What was impressive was the security. Before being allowed to enter the marketplace area, we had to stand before a counter and have our photos taken. Then, when we left, our tickets were swiped and our photos appeared on a monitor. Goodness knows why.

At 8:30, everyone in the park gathered at a large man-made lake for what was billed as the largest and most elaborate water cinema production in the world. And it probably is. It featured animated films projected on screens of water, combined with laser beams, fireworks, and other pyrotechnics. It was quite impressive. After the show, as we left the grounds, we marveled at the magnificent night lighting of the buildings and landscaping. But I couldn't help but think about all the coal fired plants generating the electricity required to keep the place alit.

While i would have liked to have stayed a bit longer in Xi'an and seen some of the sights outside the town, we left the next morning. We were surprised to discover the airport was an hour's drive away. The drive to the airport was like watching a futuristic movie; whole new industrial areas opening up; major new residential complexes with 16 large identical buildings when we might have two. But there were also hundreds of thousands of new trees, some looking quite strange since all the branches had been pruned. En route, I enjoyed some of the bilingual highway signs along the way: don’t drive tiredly; don’t drive drunken; high colisin, keep spacely.

When we arrived at the large modern airport, there were surprisingly few people, and we got through the check-in quickly. As we walked to the gate we congratulated ourselves on having made it. We got to the right airport, on time, and it turned out that the tickets weren't counterfeit!

A final comment on the cost of things. The taxi to the airport took an hour, and the driver had to pay two tolls. Yet the fare was only 100 RMB. Inside the airport, Sally wanted a coffee, and the price...48RMB! It seemed insane.

When we arrived at the departure gates, I was surprised to see a large, busy counter selling… flight insurance. It seemed almost as popular as the lottery ticket vendors we saw lining the roads in Cambodia!

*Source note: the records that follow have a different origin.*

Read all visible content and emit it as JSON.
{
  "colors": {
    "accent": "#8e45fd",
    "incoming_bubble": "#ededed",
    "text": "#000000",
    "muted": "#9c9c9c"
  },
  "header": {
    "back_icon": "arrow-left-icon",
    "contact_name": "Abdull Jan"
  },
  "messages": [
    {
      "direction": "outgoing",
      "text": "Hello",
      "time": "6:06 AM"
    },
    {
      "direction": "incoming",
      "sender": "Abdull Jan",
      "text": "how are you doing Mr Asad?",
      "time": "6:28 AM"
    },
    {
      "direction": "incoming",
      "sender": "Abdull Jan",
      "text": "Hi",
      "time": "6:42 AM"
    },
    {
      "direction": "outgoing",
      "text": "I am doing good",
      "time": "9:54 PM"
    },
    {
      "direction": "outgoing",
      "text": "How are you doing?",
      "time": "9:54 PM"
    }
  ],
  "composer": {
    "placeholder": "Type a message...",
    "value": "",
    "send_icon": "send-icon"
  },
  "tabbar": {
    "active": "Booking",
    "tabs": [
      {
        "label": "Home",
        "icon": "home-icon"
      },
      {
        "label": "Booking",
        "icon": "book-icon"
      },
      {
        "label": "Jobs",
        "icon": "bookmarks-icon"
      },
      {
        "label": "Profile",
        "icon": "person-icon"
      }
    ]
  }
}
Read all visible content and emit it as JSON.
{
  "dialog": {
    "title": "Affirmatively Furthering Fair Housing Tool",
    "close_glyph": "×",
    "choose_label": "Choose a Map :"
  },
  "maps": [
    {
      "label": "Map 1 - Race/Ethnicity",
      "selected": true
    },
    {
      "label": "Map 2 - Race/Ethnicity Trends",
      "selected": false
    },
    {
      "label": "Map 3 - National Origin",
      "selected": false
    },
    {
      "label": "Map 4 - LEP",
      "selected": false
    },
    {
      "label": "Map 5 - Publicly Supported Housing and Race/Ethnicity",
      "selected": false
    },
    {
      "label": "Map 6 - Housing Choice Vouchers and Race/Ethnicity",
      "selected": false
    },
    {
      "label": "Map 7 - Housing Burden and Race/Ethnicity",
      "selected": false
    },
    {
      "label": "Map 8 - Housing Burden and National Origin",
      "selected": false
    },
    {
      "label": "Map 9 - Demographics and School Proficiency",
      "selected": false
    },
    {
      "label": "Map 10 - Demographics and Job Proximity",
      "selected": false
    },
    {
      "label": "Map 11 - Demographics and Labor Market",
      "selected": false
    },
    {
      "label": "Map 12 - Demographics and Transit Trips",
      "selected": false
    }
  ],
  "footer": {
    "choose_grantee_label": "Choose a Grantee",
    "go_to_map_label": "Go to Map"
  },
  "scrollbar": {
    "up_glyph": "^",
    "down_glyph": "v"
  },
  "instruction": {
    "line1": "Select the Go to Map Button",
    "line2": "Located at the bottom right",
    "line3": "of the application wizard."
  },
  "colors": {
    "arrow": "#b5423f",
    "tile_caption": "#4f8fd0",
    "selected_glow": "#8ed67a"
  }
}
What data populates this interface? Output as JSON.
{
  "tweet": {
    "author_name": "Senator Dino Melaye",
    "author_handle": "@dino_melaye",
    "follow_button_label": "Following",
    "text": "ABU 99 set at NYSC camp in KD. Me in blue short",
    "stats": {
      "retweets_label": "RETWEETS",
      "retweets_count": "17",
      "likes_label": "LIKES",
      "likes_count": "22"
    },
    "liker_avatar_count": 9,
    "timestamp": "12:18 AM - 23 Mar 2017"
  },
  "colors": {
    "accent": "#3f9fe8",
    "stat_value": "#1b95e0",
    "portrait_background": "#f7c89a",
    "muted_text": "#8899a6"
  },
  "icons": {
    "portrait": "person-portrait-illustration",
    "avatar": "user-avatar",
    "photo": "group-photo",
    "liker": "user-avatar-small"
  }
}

Fortunately we didn't need the insurance. The plane made it to Shenzhen where we immediately found a sign saying “express bus to Hong Kong”. We got the last two seats. At the border we had to get off for Customs, and then got the last two seats on a much larger bus to Hong Kong Island.

We're in Hong Kong for 3 nights, and look forward to being with people who can speak English. But we had an amazing and very worthwhile time in China. We both want to go back, especially to see Beijing after the Olympics. I also want to see if they have fixed up all the awkward English signs.